Geeze, that's like saying atomic bombs are safe because not <I>everybody</i> in Hiroshima/Nagasaki died.
I'll take both safety and money please, and also the freedom to choose how much of each. And I want mustard with that order.
I hate big brother but lead is dangerous. Today we see the effects from widespread lead use. From gasoline to toys to paint to water pipes have left a generation now with dementia, Alzheimer's disease, nerve damage, liver damage, kidney damage, learning impairment, and and entire ecosystem damaged from trees to lakes and oceans.
Saying lead is good is like asking for an asbestos play suit for your child and by the way how about some cigarets and beer for your pregnant wife?
There may be some safer solder type of metal than those but all of the heated metals need to be kept away from children, women at all times. Men and non-childbearing women may be able to use heated metals under strict controls.
You can save yourself by installing a copper and alumina activated (metal blocks that attract HM to them) filtration system to remove the heavy metals like lead and mercury and even fluoride, to remove the bugs put a UV lamp on it.
DO NOT use steam/osmoses systems as they often strip water of all its natural properties, some minerals your body depends on from water, a proper filtration system will leave those in at trade levels such as Mg, Ca, Na...

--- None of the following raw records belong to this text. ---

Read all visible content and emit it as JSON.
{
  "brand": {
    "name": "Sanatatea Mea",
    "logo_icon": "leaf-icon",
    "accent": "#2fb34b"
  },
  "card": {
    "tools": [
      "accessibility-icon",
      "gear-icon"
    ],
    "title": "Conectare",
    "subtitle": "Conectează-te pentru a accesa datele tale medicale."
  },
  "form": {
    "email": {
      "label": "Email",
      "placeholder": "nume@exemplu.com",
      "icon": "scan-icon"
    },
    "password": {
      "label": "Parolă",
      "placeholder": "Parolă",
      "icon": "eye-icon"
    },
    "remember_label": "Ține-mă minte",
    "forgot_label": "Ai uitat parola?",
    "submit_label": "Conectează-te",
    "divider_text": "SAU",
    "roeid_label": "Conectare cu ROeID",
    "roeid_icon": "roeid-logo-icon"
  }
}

Bottom line is never rely on your government/local district council to take action before the damage is done, once chemicals and heavy metals get into the system it may take time for regulation to catch up to remove it, plus you gotta consider all those eroding water pipes etc by the bygone age......
you are still not getting it. Anyone who grew up in the 40's & 50's will tell you how much cleaner the air & water is today, than when they were children. And yes,90% of them are still around. The only quality improvements since the 80's require measurement in the parts per billion. Our current efforts are a zero-sum game, chasing infinity. The cost of further improvement climbs exponentially. Where does it end ? If we further extend our life expectancies, it won't be because our air and water is infinitesimally more pure. We would be extinct if we had not evolved to tolerate trace amounts of heavy metals.
I grew up in the 30s and 40s. My neighbor, had one of these lead casting kits and we used to melt the lead in his kitchen and cast soldiers. We would spend hours with our armies and stage battles. After World War Two got going it was hard to get any lead
In the 50s I worked for a plumber and all the drain lines in houses were made from cast iron and we had to pour the joints from lead.
In the 60s I worked for a pipe company that used asbestos in one of their pipe coatings.
I am in my 80s now and just recently had a chest xray and it was clean. You just had to be alert when working around fumes of any kind and you will survive.